### Work task
Every line of the records below that has the word "Animation" should be copied.

### Task material

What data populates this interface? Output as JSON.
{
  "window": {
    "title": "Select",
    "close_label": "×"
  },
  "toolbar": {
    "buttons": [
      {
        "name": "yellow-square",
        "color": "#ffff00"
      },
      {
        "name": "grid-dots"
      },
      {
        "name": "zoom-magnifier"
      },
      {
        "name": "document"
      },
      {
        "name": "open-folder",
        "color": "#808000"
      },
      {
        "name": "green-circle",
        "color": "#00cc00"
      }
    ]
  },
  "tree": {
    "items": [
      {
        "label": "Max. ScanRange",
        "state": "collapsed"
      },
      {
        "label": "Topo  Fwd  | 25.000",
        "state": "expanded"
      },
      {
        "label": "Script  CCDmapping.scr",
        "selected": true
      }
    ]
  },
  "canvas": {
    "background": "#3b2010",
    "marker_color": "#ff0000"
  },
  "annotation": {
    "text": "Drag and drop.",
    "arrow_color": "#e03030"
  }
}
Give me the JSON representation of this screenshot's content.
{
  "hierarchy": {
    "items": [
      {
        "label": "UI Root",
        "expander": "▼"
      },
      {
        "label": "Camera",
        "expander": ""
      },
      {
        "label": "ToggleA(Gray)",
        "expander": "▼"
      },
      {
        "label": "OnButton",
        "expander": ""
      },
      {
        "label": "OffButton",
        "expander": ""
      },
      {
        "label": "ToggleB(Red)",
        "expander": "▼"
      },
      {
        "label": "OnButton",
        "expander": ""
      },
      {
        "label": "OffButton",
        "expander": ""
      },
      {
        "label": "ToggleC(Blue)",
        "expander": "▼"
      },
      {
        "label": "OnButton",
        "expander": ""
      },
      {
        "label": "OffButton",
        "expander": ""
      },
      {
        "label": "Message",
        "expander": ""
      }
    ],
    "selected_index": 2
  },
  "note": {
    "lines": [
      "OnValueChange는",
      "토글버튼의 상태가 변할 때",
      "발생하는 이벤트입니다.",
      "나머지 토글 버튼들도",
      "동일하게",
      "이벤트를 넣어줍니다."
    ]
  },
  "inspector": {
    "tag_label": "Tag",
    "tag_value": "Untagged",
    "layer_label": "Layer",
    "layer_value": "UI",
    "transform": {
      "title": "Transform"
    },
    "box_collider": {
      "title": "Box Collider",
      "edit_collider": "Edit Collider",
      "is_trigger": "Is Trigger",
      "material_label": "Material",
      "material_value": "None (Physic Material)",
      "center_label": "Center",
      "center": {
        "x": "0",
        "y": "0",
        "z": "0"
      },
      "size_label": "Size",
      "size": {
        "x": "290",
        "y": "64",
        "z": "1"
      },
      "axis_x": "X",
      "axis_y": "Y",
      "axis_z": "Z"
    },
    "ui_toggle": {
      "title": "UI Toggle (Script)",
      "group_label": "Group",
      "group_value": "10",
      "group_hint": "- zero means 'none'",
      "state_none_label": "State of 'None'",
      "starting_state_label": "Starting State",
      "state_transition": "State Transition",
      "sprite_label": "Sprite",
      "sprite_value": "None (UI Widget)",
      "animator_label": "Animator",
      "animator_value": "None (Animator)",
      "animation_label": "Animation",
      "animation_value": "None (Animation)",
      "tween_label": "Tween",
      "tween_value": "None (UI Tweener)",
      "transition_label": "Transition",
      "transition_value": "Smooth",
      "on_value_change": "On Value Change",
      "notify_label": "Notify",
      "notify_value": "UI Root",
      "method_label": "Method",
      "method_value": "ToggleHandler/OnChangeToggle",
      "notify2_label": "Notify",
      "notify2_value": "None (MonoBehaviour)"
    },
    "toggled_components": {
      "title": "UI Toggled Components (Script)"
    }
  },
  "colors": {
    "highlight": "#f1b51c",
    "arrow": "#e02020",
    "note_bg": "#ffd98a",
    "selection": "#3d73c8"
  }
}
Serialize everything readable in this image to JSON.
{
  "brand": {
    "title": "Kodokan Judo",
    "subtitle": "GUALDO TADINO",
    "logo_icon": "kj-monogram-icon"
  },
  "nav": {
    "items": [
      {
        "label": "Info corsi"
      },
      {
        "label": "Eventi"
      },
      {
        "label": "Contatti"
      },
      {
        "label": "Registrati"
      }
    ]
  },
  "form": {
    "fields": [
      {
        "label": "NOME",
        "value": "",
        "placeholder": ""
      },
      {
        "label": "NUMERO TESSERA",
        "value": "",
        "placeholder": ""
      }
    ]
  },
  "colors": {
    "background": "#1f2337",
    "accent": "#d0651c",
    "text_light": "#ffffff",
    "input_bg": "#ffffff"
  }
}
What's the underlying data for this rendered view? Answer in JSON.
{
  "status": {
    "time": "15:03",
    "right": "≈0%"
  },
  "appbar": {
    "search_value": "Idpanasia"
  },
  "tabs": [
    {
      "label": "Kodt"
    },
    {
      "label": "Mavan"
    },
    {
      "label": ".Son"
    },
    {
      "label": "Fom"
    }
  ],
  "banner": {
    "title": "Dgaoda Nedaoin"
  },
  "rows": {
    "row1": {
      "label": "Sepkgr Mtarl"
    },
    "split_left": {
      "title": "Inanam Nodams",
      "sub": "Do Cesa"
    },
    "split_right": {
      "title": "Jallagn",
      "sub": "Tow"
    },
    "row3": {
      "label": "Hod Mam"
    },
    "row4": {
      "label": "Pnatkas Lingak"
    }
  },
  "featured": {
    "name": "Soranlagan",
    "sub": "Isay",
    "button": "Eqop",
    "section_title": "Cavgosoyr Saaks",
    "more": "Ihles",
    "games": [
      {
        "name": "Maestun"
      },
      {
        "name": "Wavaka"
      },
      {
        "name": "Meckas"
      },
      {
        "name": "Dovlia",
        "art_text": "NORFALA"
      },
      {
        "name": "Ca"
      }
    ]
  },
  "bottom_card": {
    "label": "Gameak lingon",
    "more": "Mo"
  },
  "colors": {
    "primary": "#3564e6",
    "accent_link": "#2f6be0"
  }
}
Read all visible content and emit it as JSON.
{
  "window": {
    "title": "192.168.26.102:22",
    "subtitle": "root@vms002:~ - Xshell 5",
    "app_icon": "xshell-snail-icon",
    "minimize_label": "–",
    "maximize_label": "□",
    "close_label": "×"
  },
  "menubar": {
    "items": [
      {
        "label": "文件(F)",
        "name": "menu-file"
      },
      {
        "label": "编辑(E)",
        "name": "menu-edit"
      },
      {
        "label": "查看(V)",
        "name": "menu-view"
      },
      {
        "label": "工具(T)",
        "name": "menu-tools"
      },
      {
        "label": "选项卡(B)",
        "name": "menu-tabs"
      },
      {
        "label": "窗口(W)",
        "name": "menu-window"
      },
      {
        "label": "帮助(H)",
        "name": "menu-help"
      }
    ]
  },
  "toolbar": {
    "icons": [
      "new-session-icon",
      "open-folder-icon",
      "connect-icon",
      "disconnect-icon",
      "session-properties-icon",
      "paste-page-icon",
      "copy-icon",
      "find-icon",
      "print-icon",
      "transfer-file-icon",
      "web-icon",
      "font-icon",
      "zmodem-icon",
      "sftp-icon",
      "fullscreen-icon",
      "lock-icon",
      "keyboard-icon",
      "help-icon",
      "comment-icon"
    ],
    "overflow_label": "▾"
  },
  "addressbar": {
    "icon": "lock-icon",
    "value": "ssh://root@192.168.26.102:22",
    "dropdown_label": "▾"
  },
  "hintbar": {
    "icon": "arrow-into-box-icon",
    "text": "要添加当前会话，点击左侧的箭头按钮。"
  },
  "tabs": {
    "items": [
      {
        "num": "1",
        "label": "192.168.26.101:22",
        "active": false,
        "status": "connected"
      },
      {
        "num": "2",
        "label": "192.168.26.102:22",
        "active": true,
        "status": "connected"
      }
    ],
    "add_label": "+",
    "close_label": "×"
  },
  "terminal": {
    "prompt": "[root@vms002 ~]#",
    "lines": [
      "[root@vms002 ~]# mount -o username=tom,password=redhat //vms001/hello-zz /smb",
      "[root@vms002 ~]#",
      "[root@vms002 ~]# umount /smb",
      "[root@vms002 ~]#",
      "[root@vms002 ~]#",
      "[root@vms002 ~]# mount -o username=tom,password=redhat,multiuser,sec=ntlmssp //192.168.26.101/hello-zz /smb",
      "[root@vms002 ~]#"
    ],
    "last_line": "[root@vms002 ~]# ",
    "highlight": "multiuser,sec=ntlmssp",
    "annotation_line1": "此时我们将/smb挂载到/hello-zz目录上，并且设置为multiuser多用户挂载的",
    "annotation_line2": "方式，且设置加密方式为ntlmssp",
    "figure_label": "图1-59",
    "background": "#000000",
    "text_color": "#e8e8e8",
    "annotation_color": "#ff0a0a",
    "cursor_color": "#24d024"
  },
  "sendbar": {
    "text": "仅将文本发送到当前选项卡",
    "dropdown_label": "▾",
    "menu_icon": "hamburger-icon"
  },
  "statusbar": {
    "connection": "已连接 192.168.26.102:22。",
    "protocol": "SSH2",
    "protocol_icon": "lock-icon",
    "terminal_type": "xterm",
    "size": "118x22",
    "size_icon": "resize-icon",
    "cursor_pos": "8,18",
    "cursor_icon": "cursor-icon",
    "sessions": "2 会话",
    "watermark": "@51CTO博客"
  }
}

### Response box
      "animation_label": "Animation",
      "animation_value": "None (Animation)",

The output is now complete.